The “Keeper of the Plains” statue in Wichita, Kansas only stands 44 feet tall, but it also sits atop a 30 foot pedestal making the total height of 74 feet. This was designed and created by Kiowa-Comanche artist Blackbear Bosin in 1974. It stands at the confluence of the Arkansas and Little Arkansas Rivers. I visited this in 2012.
The “World’s Tallest and Largest Indian” Statue of Hiawatha in Ironwood, MI is another wonderful giant. Hiawatha stands at 52 feet and weighs 16,000 pounds, including anchoring internal steelwork, and is engineered to withstand 140 mph winds. Hiawatha was built in Minneapolis in 1964, transported to Ironwood and erected in the “caves area,” on the site of the Old Norrie Iron Mine.
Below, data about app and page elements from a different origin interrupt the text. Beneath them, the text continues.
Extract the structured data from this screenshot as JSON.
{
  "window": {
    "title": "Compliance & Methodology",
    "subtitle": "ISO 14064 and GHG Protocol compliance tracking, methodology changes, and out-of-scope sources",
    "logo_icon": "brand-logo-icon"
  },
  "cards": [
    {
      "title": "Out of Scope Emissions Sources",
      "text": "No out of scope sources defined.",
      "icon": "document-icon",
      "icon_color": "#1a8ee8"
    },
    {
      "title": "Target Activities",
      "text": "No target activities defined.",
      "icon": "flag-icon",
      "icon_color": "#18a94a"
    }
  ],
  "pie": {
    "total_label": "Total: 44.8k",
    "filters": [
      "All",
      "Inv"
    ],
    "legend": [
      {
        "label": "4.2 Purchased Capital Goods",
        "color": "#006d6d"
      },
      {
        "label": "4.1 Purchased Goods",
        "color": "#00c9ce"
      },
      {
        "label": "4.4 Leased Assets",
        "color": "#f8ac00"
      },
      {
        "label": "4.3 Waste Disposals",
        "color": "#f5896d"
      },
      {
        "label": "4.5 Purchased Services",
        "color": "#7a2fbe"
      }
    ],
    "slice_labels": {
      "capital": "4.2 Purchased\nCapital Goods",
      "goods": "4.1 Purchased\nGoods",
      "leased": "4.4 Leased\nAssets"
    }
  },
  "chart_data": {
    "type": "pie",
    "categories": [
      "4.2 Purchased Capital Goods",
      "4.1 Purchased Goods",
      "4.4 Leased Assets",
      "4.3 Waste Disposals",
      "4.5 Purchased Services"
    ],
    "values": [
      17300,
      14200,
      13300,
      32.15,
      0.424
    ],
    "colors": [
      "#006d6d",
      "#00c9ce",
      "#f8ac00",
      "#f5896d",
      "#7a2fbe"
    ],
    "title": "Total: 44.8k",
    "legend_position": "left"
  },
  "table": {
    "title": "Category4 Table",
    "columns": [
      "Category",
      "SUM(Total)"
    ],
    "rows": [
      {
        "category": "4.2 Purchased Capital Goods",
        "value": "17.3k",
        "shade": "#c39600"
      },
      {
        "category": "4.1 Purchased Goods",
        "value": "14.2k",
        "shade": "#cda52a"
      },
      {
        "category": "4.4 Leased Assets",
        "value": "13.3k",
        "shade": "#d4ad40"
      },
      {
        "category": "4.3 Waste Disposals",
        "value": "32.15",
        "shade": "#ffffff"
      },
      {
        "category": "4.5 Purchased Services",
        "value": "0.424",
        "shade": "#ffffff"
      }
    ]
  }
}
An icon of television advertising, the 55.5 foot tall Jolly Green Giant in Blue Earth, MN is another giant. This was built in 1979 by a radio station owner and commissioned by a Wisconsin company to build it. I have visited twice and both times was not able to do much due to torrential rains. The picture above is of my son Seth from a trip he took in 2005.
One of the last “giants” that I have visited is along the highway near New London, MO. This nearly 45 foot tall statue of Mark Twain is kind of funky with a giant head and small hands, but, it definitely fits the category of “giant”